* **PROBLEM STATEMENT**
The reply must repeat each entry exactly and contain no pictures.

(Data records for software interfaces)

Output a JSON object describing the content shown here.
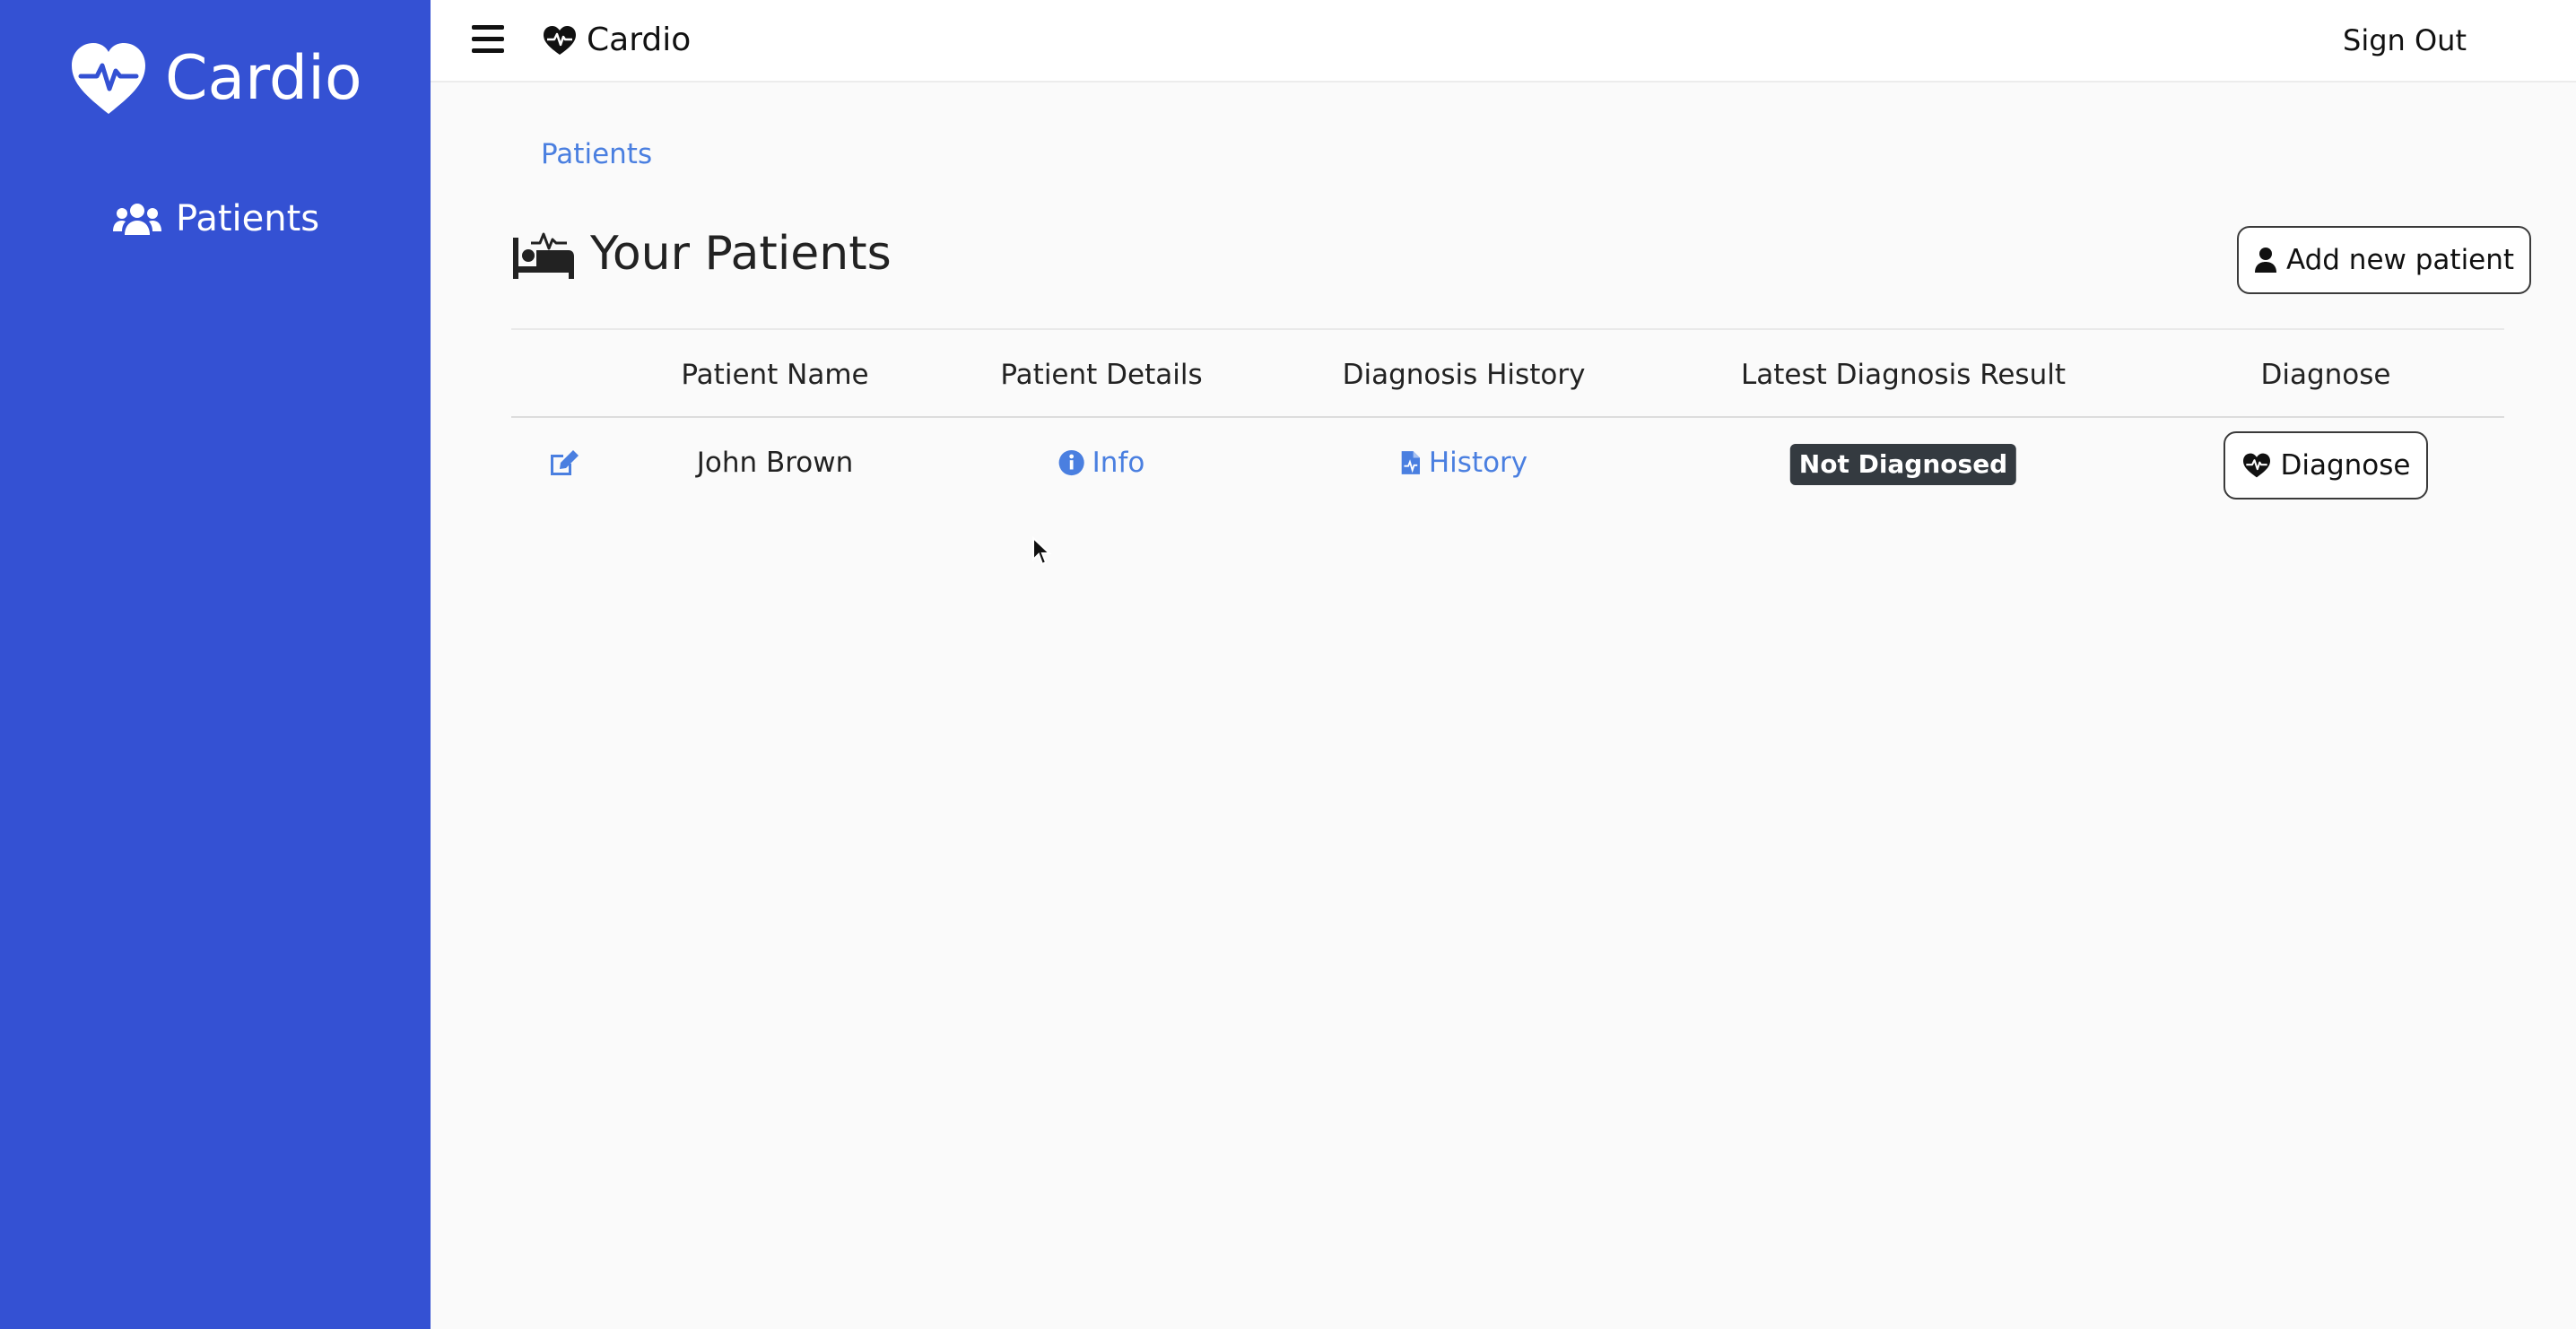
{
  "sidebar": {
    "brand": "Cardio",
    "nav": [
      {
        "label": "Patients",
        "icon": "users-icon"
      }
    ]
  },
  "topbar": {
    "menu_icon": "hamburger-icon",
    "brand": "Cardio",
    "sign_out": "Sign Out"
  },
  "breadcrumb": {
    "current": "Patients"
  },
  "page": {
    "title": "Your Patients",
    "title_icon": "bed-pulse-icon",
    "add_button": "Add new patient"
  },
  "table": {
    "columns": [
      "Patient Name",
      "Patient Details",
      "Diagnosis History",
      "Latest Diagnosis Result",
      "Diagnose"
    ],
    "rows": [
      {
        "edit_icon": "edit-icon",
        "name": "John Brown",
        "details_link": "Info",
        "history_link": "History",
        "result": "Not Diagnosed",
        "diagnose_button": "Diagnose"
      }
    ]
  },
  "colors": {
    "sidebar_bg": "#3451d3",
    "link": "#4a7fe0",
    "badge_bg": "#343a40"
  }
}
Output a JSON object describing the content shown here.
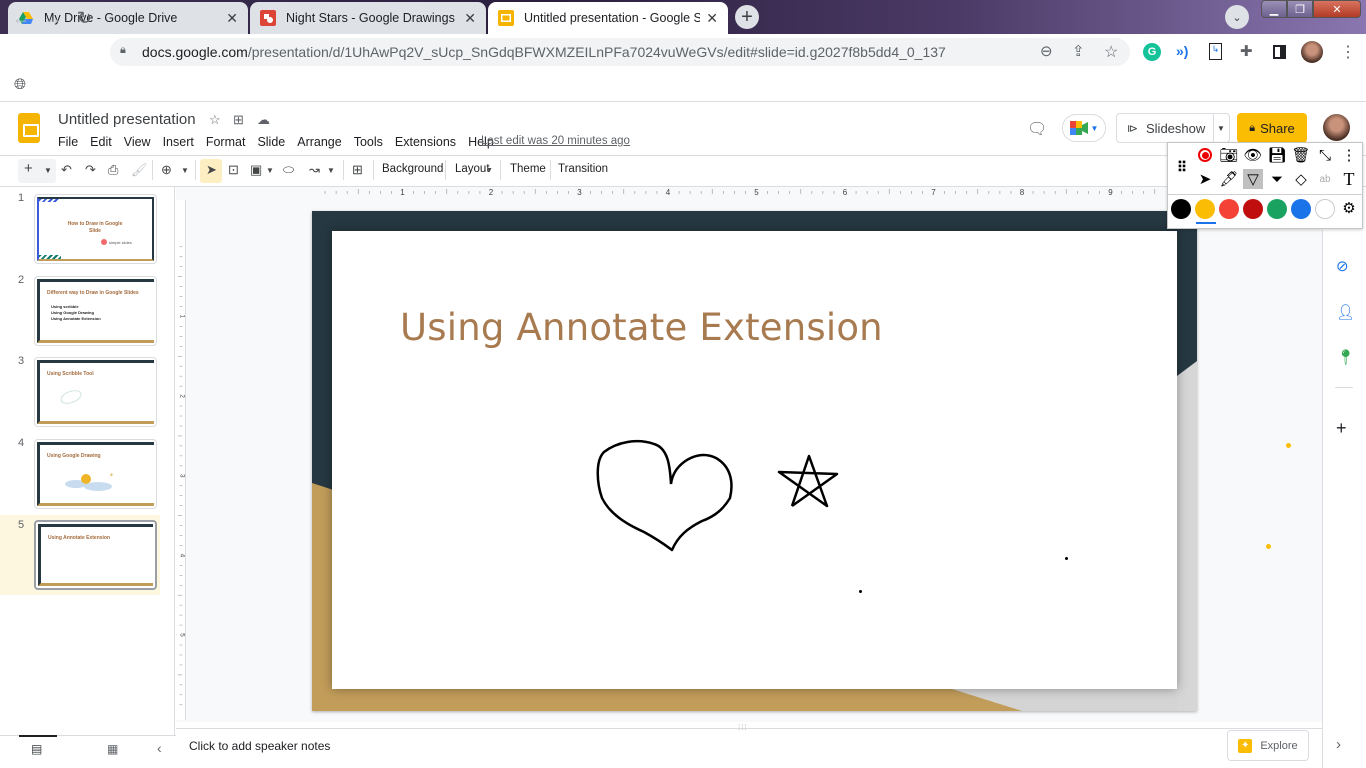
{
  "browser": {
    "tabs": [
      {
        "title": "My Drive - Google Drive",
        "icon": "google-drive-icon",
        "active": false
      },
      {
        "title": "Night Stars - Google Drawings",
        "icon": "google-drawings-icon",
        "active": false
      },
      {
        "title": "Untitled presentation - Google Sli",
        "icon": "google-slides-icon",
        "active": true
      }
    ],
    "url_host": "docs.google.com",
    "url_path": "/presentation/d/1UhAwPq2V_sUcp_SnGdqBFWXMZEILnPFa7024vuWeGVs/edit#slide=id.g2027f8b5dd4_0_137"
  },
  "doc": {
    "title": "Untitled presentation",
    "menu": [
      "File",
      "Edit",
      "View",
      "Insert",
      "Format",
      "Slide",
      "Arrange",
      "Tools",
      "Extensions",
      "Help"
    ],
    "last_edit": "Last edit was 20 minutes ago",
    "slideshow_label": "Slideshow",
    "share_label": "Share"
  },
  "toolbar": {
    "background_label": "Background",
    "layout_label": "Layout",
    "theme_label": "Theme",
    "transition_label": "Transition"
  },
  "ruler": {
    "h_labels": [
      "1",
      "2",
      "3",
      "4",
      "5",
      "6",
      "7",
      "8",
      "9"
    ],
    "v_labels": [
      "1",
      "2",
      "3",
      "4",
      "5"
    ]
  },
  "filmstrip": {
    "slides": [
      {
        "num": "1",
        "title": "How to Draw in Google Slide",
        "sub": "simple slides"
      },
      {
        "num": "2",
        "title": "Different way to Draw in Google Slides",
        "bullets": [
          "Using scribble",
          "Using Google Drawing",
          "Using Annotate Extension"
        ]
      },
      {
        "num": "3",
        "title": "Using Scribble Tool"
      },
      {
        "num": "4",
        "title": "Using Google Drawing"
      },
      {
        "num": "5",
        "title": "Using Annotate Extension",
        "selected": true
      }
    ]
  },
  "slide": {
    "title": "Using Annotate Extension",
    "accent_color": "#a87a50",
    "frame_dark": "#263842",
    "frame_gold": "#c29d5a"
  },
  "notes": {
    "placeholder": "Click to add speaker notes"
  },
  "explore_label": "Explore",
  "annotate": {
    "top_tools": [
      "record-icon",
      "camera-icon",
      "eye-icon",
      "save-icon",
      "trash-icon",
      "collapse-icon",
      "more-icon"
    ],
    "bottom_tools": [
      "pointer-icon",
      "marker-icon",
      "pen-icon",
      "highlighter-icon",
      "eraser-icon",
      "text-style-icon",
      "text-icon"
    ],
    "colors": [
      "#000000",
      "#fbbc04",
      "#f44336",
      "#c00d0d",
      "#1aa260",
      "#1a73e8",
      "#ffffff"
    ],
    "selected_color": "#fbbc04",
    "selected_tool": "pen-icon"
  }
}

* **SOLUTION TO THIS EXERCISE**
Output a JSON object describing the content shown here.
{
  "sidebar": {
    "brand": "Cardio",
    "nav": [
      {
        "label": "Patients",
        "icon": "users-icon"
      }
    ]
  },
  "topbar": {
    "menu_icon": "hamburger-icon",
    "brand": "Cardio",
    "sign_out": "Sign Out"
  },
  "breadcrumb": {
    "current": "Patients"
  },
  "page": {
    "title": "Your Patients",
    "title_icon": "bed-pulse-icon",
    "add_button": "Add new patient"
  },
  "table": {
    "columns": [
      "Patient Name",
      "Patient Details",
      "Diagnosis History",
      "Latest Diagnosis Result",
      "Diagnose"
    ],
    "rows": [
      {
        "edit_icon": "edit-icon",
        "name": "John Brown",
        "details_link": "Info",
        "history_link": "History",
        "result": "Not Diagnosed",
        "diagnose_button": "Diagnose"
      }
    ]
  },
  "colors": {
    "sidebar_bg": "#3451d3",
    "link": "#4a7fe0",
    "badge_bg": "#343a40"
  }
}
Output a JSON object describing the content shown here.
{
  "browser": {
    "tabs": [
      {
        "title": "My Drive - Google Drive",
        "icon": "google-drive-icon",
        "active": false
      },
      {
        "title": "Night Stars - Google Drawings",
        "icon": "google-drawings-icon",
        "active": false
      },
      {
        "title": "Untitled presentation - Google Sli",
        "icon": "google-slides-icon",
        "active": true
      }
    ],
    "url_host": "docs.google.com",
    "url_path": "/presentation/d/1UhAwPq2V_sUcp_SnGdqBFWXMZEILnPFa7024vuWeGVs/edit#slide=id.g2027f8b5dd4_0_137"
  },
  "doc": {
    "title": "Untitled presentation",
    "menu": [
      "File",
      "Edit",
      "View",
      "Insert",
      "Format",
      "Slide",
      "Arrange",
      "Tools",
      "Extensions",
      "Help"
    ],
    "last_edit": "Last edit was 20 minutes ago",
    "slideshow_label": "Slideshow",
    "share_label": "Share"
  },
  "toolbar": {
    "background_label": "Background",
    "layout_label": "Layout",
    "theme_label": "Theme",
    "transition_label": "Transition"
  },
  "ruler": {
    "h_labels": [
      "1",
      "2",
      "3",
      "4",
      "5",
      "6",
      "7",
      "8",
      "9"
    ],
    "v_labels": [
      "1",
      "2",
      "3",
      "4",
      "5"
    ]
  },
  "filmstrip": {
    "slides": [
      {
        "num": "1",
        "title": "How to Draw in Google Slide",
        "sub": "simple slides"
      },
      {
        "num": "2",
        "title": "Different way to Draw in Google Slides",
        "bullets": [
          "Using scribble",
          "Using Google Drawing",
          "Using Annotate Extension"
        ]
      },
      {
        "num": "3",
        "title": "Using Scribble Tool"
      },
      {
        "num": "4",
        "title": "Using Google Drawing"
      },
      {
        "num": "5",
        "title": "Using Annotate Extension",
        "selected": true
      }
    ]
  },
  "slide": {
    "title": "Using Annotate Extension",
    "accent_color": "#a87a50",
    "frame_dark": "#263842",
    "frame_gold": "#c29d5a"
  },
  "notes": {
    "placeholder": "Click to add speaker notes"
  },
  "explore_label": "Explore",
  "annotate": {
    "top_tools": [
      "record-icon",
      "camera-icon",
      "eye-icon",
      "save-icon",
      "trash-icon",
      "collapse-icon",
      "more-icon"
    ],
    "bottom_tools": [
      "pointer-icon",
      "marker-icon",
      "pen-icon",
      "highlighter-icon",
      "eraser-icon",
      "text-style-icon",
      "text-icon"
    ],
    "colors": [
      "#000000",
      "#fbbc04",
      "#f44336",
      "#c00d0d",
      "#1aa260",
      "#1a73e8",
      "#ffffff"
    ],
    "selected_color": "#fbbc04",
    "selected_tool": "pen-icon"
  }
}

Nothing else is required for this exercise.